TASK PROMPT
Give the number of lines in the records below that include the word "this", and add nothing to it.

□ □ □ □ □

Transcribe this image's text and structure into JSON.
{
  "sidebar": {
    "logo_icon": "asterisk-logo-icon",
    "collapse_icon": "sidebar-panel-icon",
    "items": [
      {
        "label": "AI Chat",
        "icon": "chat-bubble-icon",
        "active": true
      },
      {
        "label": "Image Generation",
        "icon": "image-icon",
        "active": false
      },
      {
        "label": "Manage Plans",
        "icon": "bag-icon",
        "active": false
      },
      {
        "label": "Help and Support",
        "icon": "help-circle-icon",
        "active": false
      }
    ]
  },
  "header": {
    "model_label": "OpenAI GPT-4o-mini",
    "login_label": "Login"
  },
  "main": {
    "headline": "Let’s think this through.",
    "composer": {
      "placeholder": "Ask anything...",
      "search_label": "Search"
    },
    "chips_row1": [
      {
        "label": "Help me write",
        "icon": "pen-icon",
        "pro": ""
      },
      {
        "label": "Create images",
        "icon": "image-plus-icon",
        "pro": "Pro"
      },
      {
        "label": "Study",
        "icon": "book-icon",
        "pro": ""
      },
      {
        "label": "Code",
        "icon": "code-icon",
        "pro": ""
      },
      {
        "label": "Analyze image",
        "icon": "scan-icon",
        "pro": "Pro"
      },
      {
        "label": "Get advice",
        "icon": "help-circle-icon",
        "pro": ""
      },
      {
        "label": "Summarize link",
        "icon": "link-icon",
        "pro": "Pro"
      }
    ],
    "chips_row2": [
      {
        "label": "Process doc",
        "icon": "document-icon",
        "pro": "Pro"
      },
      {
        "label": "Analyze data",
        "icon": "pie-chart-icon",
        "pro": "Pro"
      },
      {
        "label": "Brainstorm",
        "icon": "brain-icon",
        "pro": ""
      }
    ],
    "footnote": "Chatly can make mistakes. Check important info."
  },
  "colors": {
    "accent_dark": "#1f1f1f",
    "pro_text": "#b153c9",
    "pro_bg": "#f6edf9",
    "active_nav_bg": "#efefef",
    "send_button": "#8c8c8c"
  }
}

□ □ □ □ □

TASK SOLUTION
2